These findings suggest that the UK does indeed see a significant positive side effect to its overseas aid spending, but that it might see a bigger benefit if more people overseas were more aware of the good work the UK does through its ODA contributions.
The vast majority of the increase in global living standards is the result of the benefits of international trade, the spread of market models of economic development, the stability brought about by the rules-based international order, and the progress of science in all of which the UK has played a strong part
Moving beyond the question of official development assistance, it is worth considering other drivers of the progress seen in the last few decades towards increasing standards of living in poorer countries. Extreme poverty around the world (defined as people living on less than $1.90 / day) has halved in the last 20 years. Although some of this is the result of well-targeted aid spending, the vast majority of the increase in global living standards is the result of the benefits of international trade, the spread of market models of economic development after the Cold War (particularly in Asia), the stability brought about by the rules-based international order, and the progress of science and research from eradicating diseases to the internet, in all of which the UK has played a strong part. When many voices are challenging that order, and when the UK is looking to re-invent itself as a ‘Global Britain’ after Brexit, the UK’s soft power as a result of its international development engagement should arguably be seen in this broader context.

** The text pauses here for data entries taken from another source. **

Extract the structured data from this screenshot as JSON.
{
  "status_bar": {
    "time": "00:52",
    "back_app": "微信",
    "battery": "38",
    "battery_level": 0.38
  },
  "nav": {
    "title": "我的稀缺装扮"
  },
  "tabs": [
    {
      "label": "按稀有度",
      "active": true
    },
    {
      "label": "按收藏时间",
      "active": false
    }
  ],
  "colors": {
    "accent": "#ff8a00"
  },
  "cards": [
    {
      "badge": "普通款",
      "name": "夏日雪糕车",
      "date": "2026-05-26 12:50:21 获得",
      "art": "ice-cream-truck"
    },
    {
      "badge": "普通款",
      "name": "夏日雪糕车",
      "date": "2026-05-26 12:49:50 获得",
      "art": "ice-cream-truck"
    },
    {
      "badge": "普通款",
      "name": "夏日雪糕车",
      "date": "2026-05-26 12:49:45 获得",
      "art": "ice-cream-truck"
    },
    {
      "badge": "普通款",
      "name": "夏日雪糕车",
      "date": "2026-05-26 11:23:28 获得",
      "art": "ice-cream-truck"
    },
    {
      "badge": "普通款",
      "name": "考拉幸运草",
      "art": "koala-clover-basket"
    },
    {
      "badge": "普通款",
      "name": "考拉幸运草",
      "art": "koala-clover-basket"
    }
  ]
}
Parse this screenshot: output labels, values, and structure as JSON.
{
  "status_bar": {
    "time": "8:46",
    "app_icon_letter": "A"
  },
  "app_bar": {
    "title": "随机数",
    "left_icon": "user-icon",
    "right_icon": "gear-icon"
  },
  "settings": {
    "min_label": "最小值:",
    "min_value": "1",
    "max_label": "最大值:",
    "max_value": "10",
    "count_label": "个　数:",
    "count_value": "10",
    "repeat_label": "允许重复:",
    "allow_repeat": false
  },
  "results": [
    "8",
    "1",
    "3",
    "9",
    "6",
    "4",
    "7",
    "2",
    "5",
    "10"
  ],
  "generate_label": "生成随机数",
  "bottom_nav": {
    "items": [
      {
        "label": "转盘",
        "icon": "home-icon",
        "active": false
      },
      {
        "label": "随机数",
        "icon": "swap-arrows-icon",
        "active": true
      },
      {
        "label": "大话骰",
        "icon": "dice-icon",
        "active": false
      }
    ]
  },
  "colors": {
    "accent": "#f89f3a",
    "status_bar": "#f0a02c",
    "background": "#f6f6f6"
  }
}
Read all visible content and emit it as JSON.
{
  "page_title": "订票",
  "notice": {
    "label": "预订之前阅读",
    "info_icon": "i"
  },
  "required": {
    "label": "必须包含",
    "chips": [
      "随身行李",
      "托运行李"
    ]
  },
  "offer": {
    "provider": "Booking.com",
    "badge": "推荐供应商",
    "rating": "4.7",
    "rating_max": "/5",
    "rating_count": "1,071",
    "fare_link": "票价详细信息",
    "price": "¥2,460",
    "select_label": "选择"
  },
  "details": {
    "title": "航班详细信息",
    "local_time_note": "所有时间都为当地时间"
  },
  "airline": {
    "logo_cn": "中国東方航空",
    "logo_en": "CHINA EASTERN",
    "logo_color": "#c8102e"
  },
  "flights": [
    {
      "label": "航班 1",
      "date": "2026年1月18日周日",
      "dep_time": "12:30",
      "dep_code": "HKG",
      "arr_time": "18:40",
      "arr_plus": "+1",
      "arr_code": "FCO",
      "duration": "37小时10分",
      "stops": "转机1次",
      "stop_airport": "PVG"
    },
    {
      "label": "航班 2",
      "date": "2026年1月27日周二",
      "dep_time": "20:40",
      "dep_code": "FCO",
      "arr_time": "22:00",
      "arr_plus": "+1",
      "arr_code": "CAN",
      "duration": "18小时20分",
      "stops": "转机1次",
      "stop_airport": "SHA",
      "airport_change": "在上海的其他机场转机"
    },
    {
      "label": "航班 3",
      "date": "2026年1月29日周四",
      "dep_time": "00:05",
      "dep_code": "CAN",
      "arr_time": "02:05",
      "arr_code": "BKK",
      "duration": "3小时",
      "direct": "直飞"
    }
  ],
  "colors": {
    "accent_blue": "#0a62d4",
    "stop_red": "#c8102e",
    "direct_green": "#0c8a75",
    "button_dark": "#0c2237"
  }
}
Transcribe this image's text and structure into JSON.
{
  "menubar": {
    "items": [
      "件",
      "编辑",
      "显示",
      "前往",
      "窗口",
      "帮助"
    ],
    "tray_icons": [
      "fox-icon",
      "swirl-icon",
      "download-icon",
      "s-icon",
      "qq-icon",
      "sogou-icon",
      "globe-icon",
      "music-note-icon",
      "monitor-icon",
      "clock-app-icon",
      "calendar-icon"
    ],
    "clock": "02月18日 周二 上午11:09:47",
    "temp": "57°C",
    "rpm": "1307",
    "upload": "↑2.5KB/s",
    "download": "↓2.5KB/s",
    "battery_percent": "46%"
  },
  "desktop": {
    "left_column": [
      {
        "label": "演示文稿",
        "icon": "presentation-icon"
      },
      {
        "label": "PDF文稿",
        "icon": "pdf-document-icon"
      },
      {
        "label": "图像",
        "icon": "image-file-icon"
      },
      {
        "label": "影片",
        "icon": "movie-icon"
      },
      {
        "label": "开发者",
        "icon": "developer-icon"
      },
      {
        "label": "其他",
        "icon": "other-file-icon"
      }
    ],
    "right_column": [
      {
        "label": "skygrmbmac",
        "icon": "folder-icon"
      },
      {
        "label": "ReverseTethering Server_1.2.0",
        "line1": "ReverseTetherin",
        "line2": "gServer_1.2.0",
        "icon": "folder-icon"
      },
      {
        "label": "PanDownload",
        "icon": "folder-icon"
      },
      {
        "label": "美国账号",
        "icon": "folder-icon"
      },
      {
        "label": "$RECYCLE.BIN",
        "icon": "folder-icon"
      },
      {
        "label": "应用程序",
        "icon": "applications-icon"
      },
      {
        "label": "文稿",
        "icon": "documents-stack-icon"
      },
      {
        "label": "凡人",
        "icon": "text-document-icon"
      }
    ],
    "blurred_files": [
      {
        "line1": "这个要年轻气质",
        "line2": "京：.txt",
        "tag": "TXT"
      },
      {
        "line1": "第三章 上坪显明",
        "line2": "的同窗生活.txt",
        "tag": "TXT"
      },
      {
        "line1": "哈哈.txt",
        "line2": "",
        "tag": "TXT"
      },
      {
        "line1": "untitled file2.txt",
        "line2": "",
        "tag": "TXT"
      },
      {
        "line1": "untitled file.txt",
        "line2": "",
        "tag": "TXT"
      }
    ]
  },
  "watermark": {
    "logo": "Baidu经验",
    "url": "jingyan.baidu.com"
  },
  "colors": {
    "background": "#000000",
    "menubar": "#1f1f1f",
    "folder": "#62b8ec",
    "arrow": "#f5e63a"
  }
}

The admittedly limited knowledge that we have does seem to suggest that the UK aid budget does bring benefits for the UK as well as its recipients. And if the UK treads carefully it may be able to increase those positive side effects as well as enhancing the good that it does in the poorest parts of the world.
Alasdair Donaldson, Insight Editor